Mr B: it’s really hard to think of a single person or thing – it’s definitely a combination of illustrators, artists and comedy. but one that really sticks out is david shrigley who has managed to get away with forging an excellent career out of quite silly drawings.





hate mail – on 25th April 2011 mr bingo sent a postcard to a stranger called jonathan hopkins. it said on it ‘f*ck you jonathan, f*ck you and f*ck your sh*t legs’. people seemed to be into it so bingo opened a service on his website, inviting strangers to pay me in return for an offensive postcard addressed to them (or whoever they ordered it for).





to date, mr bingo has sent over 700 hate mails to happy customers and the project has been exhibited in london and amsterdam.





 the ‘hate mail’ book is available on amazon or you can get signed personalized copies here



DB: what would you say is your strongest skill and how have you honed it?
Mr B: humour. I’m not sure if/how I’ve honed it really, I guess it’s one thing that I feel I didn’t really learn, more that it was just in me. without the sense of humour my work wouldn’t really get noticed, it would just be more decorative stuff in a massively visually saturated world.



DB: what would be your dream brief?
Mr B: a hate mail for jay-z ordered from solange.





baby roshambo for the new yorker




DB: how do you think online design resources influenced the illustration?
Mr B: in quite a big way I’d expect. like magazines did in the past (and still do of course), they’re editing and shaping what we look at. when I left university, design blogs didn’t really exist so we didn’t have so much reference and influence but people graduating today have this massive online wealth of design and illustration to look at and be influenced by. I feel quite lucky that I didn’t have that in a way, it seems quite overwhelming!





a new hope




grand cheeba wizard – hand silkscreened on 250gsm matrisse
edition of 150, all hand signed and numbered, 297mm x 420mm
available here








DB: what is something that you are currently fascinated by and how is it feeding into your work?
Mr B: stock photography. it’s a weird world if you delve into it. I have a folder on my computer which just contains images of pissed off cats being held by children. they’re all taken from stock photography sites and there’s a lot of them. I also have a collection of the strangest stock images I’ve ever come across. I’m currently writing a rap about them which I will be performing on stage later in the year.
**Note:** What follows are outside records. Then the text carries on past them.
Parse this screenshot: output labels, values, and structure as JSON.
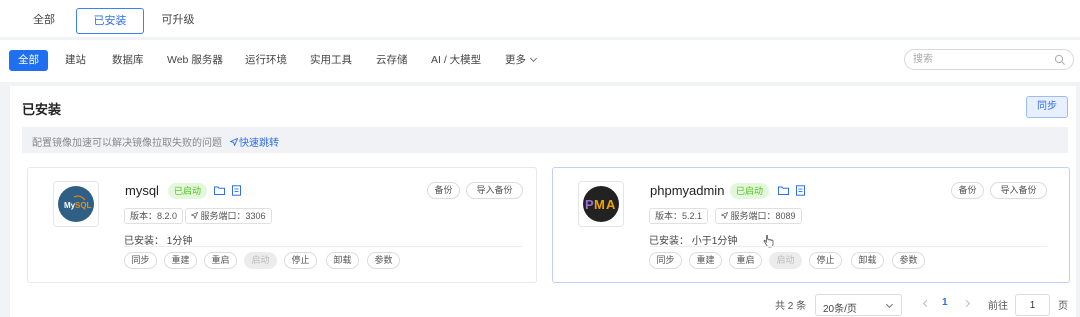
{
  "top_tabs": [
    "全部",
    "已安装",
    "可升级"
  ],
  "categories": [
    "全部",
    "建站",
    "数据库",
    "Web 服务器",
    "运行环境",
    "实用工具",
    "云存储",
    "AI / 大模型",
    "更多"
  ],
  "search": {
    "placeholder": "搜索"
  },
  "section": {
    "title": "已安装",
    "sync_label": "同步"
  },
  "notice": {
    "text": "配置镜像加速可以解决镜像拉取失败的问题",
    "link": "快速跳转"
  },
  "apps": [
    {
      "name": "mysql",
      "status": "已启动",
      "version_tag": "版本：8.2.0",
      "port_tag": "服务端口：3306",
      "installed": "已安装：  1分钟",
      "logo_text": "MySQL",
      "backup_label": "备份",
      "import_label": "导入备份",
      "actions": [
        "同步",
        "重建",
        "重启",
        "启动",
        "停止",
        "卸载",
        "参数"
      ]
    },
    {
      "name": "phpmyadmin",
      "status": "已启动",
      "version_tag": "版本：5.2.1",
      "port_tag": "服务端口：8089",
      "installed": "已安装：  小于1分钟",
      "logo_text": "PMA",
      "backup_label": "备份",
      "import_label": "导入备份",
      "actions": [
        "同步",
        "重建",
        "重启",
        "启动",
        "停止",
        "卸载",
        "参数"
      ]
    }
  ],
  "pagination": {
    "total": "共 2 条",
    "page_size": "20条/页",
    "current_page": "1",
    "goto_label": "前往",
    "goto_value": "1",
    "page_unit": "页"
  },
  "colors": {
    "accent": "#1f6ff0",
    "status_green": "#52c41a"
  }
}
camden hate ale





camden hells lager





DB: do you have any superstitious beliefs?
Mr B: yes but it’s difficult to explain them. I’m one of those agnostic people who pokes fun at religion, but is secretly afraid of everything because I don’t have a god to protect me, so I play little games in my head all the time in order to try and keep everything in my life balanced and safe. you know like when you say ‘if I get throw this ball of paper in the bin and it goes in, my plane won’t crash tomorrow’. all that kind of shit. I hate it but it’s compulsive and beyond my control.





mural for byron burgers
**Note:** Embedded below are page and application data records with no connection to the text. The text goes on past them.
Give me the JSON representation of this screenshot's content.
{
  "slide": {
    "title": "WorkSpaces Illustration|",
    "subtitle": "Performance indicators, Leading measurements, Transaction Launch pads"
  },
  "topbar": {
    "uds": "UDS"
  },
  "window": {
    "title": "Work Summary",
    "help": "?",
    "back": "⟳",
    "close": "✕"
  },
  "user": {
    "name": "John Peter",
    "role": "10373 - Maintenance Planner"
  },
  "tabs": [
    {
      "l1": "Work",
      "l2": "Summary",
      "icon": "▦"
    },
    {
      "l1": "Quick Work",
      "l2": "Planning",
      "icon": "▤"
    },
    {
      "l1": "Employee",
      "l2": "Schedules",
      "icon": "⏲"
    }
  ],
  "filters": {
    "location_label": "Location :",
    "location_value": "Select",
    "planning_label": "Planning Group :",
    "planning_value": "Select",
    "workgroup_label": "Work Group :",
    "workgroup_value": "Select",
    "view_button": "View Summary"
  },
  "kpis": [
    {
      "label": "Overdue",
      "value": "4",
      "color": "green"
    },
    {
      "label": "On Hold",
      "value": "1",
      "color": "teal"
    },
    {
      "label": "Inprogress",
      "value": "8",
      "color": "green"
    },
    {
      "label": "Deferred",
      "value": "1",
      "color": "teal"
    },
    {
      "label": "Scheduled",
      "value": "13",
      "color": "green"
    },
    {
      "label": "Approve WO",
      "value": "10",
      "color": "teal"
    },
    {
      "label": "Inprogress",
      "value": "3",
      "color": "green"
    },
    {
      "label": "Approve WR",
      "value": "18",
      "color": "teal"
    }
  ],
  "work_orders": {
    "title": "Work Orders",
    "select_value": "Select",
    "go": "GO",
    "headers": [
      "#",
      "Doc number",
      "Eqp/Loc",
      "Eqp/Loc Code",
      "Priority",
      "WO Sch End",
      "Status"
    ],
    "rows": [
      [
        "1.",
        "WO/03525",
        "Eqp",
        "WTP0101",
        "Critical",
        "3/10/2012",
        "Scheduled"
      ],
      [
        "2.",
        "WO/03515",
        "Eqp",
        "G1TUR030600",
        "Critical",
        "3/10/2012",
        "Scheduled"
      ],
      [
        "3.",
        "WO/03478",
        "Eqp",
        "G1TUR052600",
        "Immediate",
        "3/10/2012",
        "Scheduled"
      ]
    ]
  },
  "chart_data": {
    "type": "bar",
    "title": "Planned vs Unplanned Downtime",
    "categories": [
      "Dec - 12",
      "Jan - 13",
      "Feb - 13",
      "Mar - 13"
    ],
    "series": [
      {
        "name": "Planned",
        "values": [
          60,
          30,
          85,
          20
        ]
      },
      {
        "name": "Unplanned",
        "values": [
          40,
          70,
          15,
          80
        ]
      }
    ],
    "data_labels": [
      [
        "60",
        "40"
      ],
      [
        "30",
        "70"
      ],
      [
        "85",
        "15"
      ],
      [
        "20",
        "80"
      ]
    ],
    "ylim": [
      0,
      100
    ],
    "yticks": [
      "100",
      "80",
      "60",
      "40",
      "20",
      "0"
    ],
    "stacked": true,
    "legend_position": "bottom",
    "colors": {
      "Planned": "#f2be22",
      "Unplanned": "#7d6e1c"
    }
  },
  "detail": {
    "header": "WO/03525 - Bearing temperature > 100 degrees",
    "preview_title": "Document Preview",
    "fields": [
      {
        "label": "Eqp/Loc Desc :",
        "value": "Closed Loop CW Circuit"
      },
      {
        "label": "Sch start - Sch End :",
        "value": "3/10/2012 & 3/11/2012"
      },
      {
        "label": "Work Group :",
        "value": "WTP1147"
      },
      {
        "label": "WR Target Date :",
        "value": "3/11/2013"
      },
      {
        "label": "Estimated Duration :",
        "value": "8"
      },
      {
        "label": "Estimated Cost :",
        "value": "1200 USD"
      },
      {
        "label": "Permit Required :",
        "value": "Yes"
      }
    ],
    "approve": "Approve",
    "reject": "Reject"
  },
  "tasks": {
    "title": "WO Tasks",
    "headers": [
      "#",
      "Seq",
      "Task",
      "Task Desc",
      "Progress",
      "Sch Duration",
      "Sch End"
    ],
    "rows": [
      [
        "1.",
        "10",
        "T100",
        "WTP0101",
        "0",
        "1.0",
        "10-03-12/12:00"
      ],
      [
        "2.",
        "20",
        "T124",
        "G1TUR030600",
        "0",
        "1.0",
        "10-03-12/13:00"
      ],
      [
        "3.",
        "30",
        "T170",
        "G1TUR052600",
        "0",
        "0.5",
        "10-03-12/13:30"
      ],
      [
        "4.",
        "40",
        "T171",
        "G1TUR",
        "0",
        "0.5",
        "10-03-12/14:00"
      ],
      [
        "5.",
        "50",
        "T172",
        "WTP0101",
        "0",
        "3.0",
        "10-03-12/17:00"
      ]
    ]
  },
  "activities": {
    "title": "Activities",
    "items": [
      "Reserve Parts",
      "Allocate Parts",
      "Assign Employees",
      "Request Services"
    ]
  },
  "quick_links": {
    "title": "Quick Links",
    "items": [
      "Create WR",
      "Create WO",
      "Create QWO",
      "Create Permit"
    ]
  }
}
DB: what do you know now that you wish you knew at 21?
Mr B: that it’s easier to chat up women than I thought. I don’t mean that to sound egotistical or degrading to women, I literally had zero success with the opposite sex at that age, and I’ve now come to realize that it’s not as hard as I thought for people to even consider being attracted to you. armed with this knowledge, if I could go back now… I would have kissed (maybe even more) a lot more ladies.


DB: what’s your personal motto?
Mr B: nothing matters.